### WORK ORDER
For the records that follow, say how many lines have the word "Please" in them. Write the number and nothing more.

Extracted data entries

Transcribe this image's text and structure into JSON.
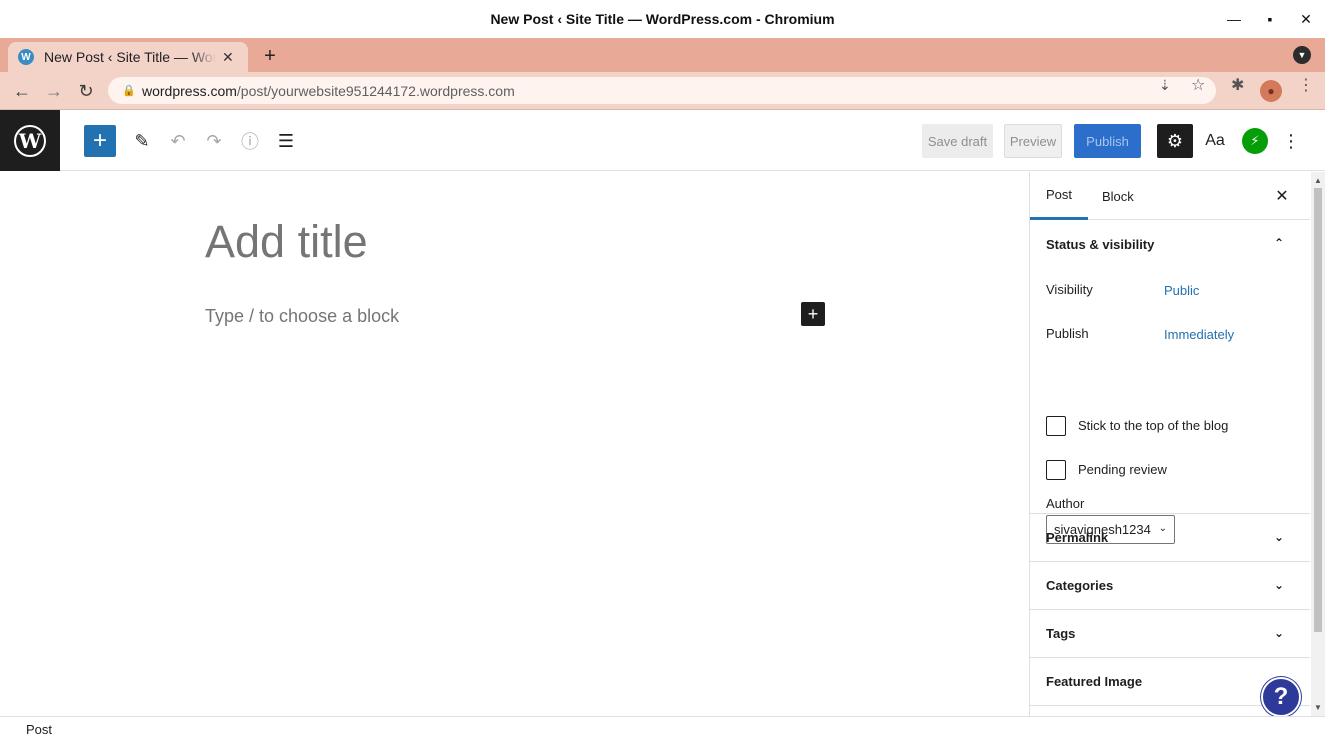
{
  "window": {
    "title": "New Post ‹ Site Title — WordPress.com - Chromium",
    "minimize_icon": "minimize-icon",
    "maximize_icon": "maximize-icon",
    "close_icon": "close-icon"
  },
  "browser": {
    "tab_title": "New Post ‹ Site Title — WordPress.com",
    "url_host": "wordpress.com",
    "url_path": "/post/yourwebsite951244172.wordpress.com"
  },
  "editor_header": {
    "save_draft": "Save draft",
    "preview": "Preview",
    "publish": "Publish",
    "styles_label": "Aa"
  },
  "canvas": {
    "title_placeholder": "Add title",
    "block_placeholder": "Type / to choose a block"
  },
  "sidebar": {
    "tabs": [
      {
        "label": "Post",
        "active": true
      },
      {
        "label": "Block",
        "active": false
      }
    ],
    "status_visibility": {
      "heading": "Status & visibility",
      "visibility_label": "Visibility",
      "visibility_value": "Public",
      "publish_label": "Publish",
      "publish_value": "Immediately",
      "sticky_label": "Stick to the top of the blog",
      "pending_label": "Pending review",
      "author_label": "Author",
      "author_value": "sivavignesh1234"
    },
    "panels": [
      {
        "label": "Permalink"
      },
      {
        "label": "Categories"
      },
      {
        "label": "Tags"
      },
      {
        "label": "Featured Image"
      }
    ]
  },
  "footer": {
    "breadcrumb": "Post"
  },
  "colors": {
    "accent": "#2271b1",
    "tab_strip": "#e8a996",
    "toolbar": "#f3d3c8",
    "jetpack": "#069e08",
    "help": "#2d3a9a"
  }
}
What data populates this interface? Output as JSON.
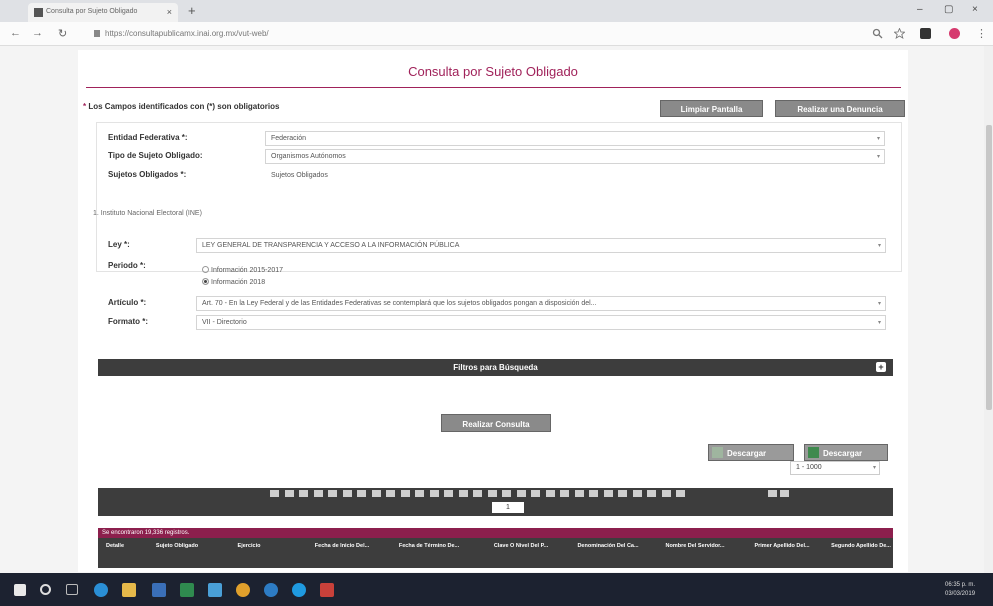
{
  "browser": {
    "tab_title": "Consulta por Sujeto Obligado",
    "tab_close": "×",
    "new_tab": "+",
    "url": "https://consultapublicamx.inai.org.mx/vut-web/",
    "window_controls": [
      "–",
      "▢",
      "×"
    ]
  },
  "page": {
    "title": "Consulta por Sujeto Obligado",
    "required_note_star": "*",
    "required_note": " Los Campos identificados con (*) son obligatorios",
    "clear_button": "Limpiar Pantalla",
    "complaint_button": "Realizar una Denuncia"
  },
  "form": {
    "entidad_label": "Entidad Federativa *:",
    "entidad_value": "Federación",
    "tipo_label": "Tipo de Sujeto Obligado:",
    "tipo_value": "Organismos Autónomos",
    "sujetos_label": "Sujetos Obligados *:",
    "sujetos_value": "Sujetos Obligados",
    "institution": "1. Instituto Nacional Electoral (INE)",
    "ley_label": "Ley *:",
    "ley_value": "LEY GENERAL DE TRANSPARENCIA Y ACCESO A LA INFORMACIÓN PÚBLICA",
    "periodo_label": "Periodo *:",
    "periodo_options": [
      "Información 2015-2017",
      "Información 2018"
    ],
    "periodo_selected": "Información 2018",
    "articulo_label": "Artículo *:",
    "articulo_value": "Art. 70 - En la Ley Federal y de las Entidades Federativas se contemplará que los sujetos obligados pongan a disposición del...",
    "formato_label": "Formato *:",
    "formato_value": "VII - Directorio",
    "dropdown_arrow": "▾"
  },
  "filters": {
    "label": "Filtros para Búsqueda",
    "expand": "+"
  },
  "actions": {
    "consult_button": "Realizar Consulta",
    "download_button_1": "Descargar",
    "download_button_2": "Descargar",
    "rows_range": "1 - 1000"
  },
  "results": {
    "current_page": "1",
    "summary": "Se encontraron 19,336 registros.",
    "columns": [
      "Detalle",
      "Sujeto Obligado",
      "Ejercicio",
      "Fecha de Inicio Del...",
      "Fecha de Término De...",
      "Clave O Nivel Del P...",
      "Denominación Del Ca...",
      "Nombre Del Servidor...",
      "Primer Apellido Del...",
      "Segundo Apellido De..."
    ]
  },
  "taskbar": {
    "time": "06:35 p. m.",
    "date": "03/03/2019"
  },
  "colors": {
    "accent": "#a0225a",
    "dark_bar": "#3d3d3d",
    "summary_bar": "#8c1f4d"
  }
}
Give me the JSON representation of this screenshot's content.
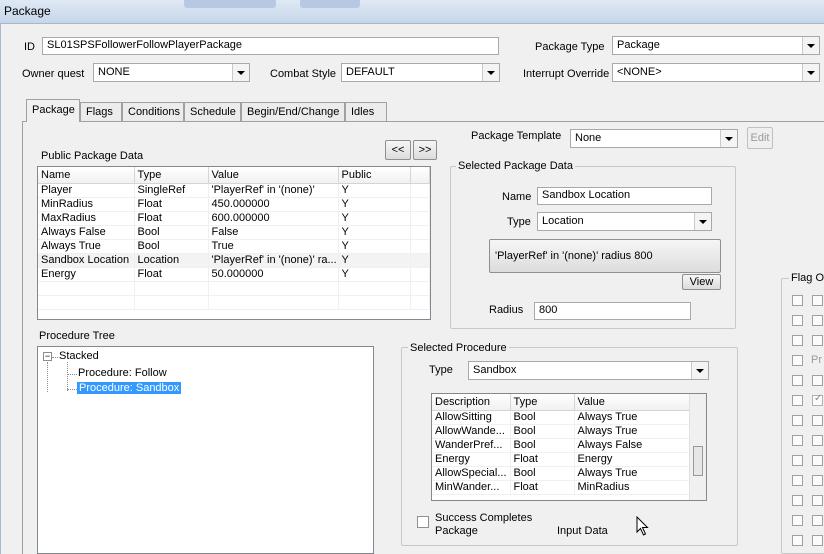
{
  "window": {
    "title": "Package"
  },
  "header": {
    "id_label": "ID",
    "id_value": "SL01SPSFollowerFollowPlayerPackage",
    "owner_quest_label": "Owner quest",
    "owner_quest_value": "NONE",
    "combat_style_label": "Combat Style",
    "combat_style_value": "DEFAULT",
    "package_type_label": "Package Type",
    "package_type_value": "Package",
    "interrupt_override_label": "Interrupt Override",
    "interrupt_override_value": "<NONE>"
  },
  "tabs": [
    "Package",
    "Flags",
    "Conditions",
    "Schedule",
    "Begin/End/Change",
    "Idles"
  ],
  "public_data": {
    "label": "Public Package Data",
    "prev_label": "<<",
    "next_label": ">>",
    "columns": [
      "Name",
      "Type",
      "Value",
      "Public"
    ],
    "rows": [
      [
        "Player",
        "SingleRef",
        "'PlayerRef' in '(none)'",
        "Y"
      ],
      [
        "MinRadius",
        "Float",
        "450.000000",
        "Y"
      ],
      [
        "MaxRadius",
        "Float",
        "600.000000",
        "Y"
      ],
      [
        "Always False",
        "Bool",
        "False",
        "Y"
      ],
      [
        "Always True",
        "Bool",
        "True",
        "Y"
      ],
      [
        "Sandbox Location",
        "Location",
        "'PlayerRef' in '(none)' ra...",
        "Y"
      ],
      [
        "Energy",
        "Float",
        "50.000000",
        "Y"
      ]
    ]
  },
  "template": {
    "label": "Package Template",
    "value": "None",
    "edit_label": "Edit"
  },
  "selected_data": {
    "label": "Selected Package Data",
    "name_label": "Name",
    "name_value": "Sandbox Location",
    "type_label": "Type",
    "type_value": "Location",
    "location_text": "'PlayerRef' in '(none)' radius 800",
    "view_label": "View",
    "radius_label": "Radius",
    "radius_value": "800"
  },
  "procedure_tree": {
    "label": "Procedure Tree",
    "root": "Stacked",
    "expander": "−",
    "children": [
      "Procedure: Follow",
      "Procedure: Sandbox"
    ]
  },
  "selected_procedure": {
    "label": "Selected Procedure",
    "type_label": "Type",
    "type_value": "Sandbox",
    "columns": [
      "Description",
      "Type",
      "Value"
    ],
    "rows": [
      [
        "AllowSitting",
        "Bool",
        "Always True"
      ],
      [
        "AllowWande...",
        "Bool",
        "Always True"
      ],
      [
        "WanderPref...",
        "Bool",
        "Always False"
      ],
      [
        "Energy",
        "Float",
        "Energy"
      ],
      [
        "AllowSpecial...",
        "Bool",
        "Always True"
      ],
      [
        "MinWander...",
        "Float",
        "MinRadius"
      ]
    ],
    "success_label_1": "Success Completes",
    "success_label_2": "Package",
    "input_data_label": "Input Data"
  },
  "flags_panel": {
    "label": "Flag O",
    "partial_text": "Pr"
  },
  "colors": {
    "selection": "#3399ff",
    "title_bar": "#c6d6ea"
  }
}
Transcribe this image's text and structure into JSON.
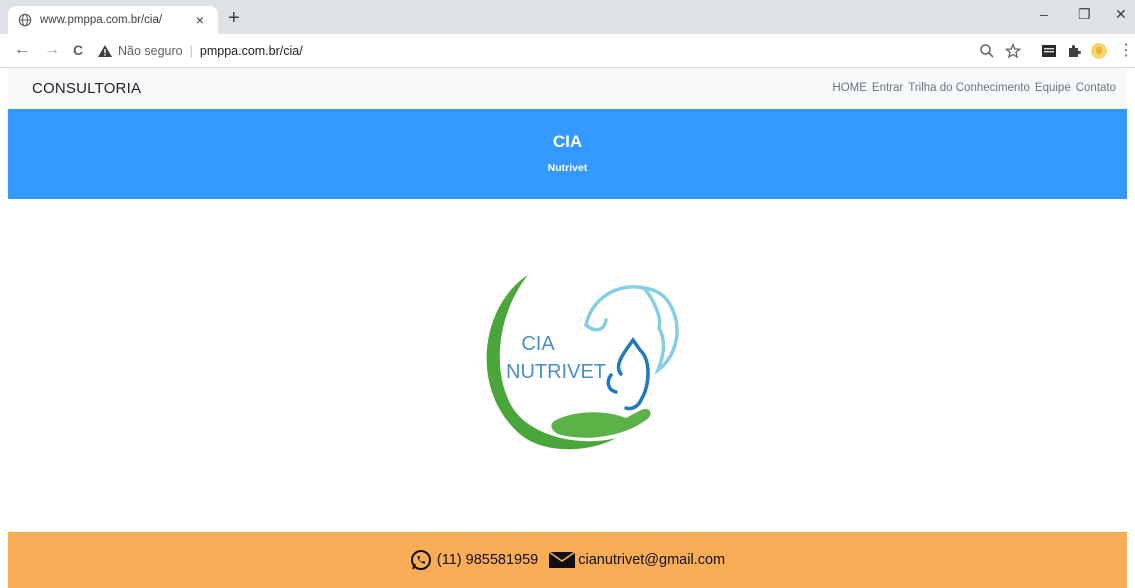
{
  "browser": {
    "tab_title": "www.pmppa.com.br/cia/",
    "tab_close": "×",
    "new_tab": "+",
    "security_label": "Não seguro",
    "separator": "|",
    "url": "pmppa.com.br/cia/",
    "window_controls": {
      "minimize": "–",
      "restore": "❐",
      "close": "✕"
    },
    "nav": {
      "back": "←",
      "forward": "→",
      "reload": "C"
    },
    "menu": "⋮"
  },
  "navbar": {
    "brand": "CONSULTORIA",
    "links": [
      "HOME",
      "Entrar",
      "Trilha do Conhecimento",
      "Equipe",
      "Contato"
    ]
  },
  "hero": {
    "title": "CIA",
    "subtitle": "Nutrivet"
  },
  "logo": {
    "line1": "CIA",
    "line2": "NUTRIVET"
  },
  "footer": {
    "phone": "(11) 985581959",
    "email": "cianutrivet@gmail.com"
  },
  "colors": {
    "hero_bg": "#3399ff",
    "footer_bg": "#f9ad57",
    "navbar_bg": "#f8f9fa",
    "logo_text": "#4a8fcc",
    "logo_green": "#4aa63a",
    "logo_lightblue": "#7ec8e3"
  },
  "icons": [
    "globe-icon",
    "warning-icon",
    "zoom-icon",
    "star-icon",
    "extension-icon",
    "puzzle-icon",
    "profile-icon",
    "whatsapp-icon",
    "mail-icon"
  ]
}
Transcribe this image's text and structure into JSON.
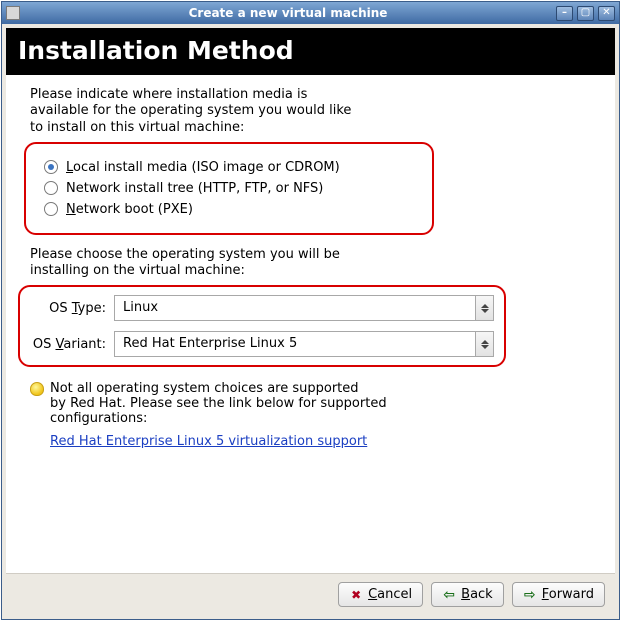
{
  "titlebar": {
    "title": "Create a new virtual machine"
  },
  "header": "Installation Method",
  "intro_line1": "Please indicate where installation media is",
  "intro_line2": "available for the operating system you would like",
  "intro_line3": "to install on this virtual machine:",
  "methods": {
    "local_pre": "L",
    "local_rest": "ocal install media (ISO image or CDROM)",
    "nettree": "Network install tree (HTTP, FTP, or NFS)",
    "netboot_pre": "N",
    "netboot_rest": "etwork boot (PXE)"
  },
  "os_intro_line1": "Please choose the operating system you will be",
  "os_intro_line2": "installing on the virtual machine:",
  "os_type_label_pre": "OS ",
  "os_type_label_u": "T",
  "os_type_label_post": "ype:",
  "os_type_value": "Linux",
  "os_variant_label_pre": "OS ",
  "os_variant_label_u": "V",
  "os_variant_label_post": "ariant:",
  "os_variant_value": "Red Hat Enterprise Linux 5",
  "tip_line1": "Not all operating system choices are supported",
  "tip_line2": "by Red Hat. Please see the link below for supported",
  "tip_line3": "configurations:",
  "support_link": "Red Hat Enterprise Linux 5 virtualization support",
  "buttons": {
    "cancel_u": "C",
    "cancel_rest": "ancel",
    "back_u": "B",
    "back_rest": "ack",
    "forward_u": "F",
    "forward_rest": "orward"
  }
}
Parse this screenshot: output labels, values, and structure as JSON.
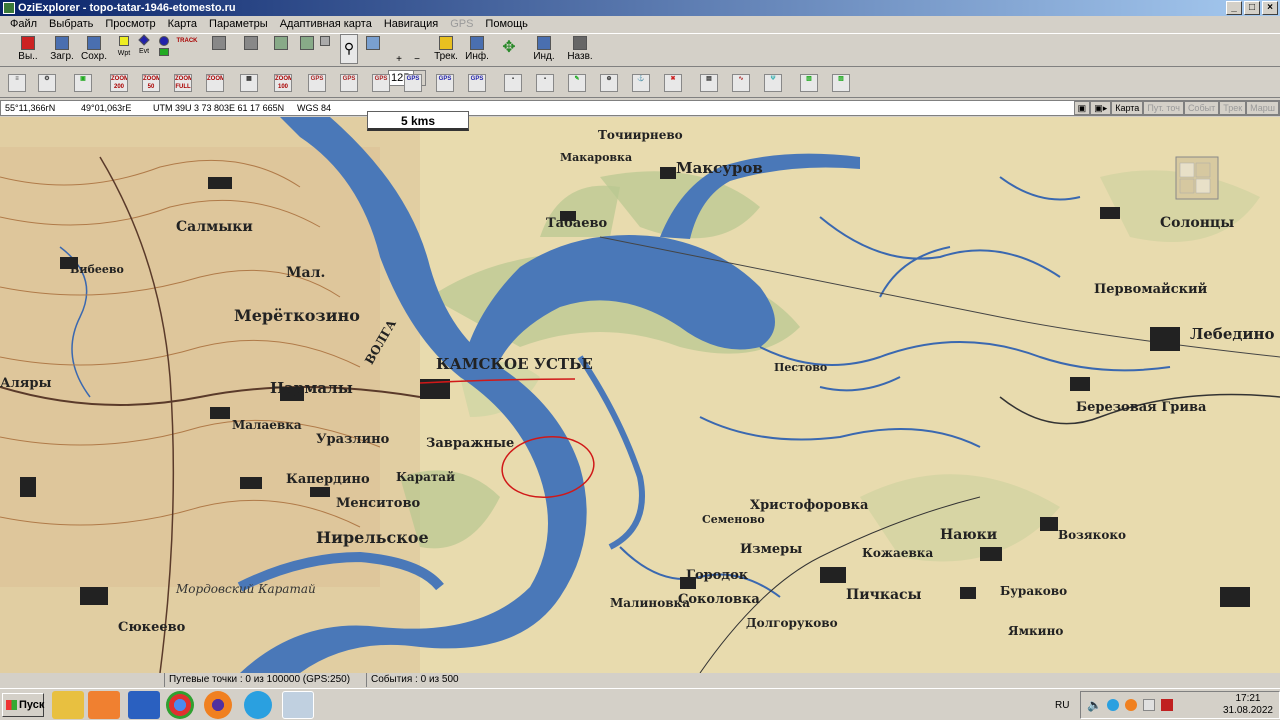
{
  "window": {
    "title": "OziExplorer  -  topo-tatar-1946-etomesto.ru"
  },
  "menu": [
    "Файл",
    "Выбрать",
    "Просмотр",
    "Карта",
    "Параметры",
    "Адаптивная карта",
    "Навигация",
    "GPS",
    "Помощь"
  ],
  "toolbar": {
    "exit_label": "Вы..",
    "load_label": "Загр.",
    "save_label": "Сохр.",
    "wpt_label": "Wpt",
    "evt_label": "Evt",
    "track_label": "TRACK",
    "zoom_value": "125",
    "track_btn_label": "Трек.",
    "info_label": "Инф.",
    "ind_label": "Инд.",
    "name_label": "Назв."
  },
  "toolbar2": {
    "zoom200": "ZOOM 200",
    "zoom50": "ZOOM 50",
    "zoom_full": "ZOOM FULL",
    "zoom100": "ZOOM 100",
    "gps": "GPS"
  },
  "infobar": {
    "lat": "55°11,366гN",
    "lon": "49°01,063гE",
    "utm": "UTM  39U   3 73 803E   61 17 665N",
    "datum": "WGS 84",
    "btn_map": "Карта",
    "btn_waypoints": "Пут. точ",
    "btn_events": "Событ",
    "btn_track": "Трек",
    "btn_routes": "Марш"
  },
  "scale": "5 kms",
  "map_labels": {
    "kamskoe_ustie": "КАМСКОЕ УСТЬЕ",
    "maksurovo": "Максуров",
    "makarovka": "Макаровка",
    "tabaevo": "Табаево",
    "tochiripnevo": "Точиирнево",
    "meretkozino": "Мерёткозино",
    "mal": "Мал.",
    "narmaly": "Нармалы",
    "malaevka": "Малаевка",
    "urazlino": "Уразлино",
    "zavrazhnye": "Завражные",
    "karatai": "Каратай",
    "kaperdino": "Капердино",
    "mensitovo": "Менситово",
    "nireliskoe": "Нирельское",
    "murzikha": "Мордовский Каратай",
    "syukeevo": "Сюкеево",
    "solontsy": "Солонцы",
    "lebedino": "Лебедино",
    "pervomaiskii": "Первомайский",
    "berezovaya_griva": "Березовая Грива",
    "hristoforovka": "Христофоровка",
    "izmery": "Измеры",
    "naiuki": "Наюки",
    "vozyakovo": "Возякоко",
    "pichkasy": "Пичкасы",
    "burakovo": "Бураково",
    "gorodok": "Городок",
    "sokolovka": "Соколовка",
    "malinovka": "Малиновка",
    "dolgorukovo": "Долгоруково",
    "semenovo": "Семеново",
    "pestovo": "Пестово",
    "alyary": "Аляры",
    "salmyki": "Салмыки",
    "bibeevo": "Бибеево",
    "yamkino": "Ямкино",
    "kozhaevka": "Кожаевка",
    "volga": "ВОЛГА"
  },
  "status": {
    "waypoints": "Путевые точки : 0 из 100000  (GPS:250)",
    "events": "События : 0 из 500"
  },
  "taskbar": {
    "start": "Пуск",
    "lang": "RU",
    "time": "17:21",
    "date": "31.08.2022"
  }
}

### RESULT BELOW
3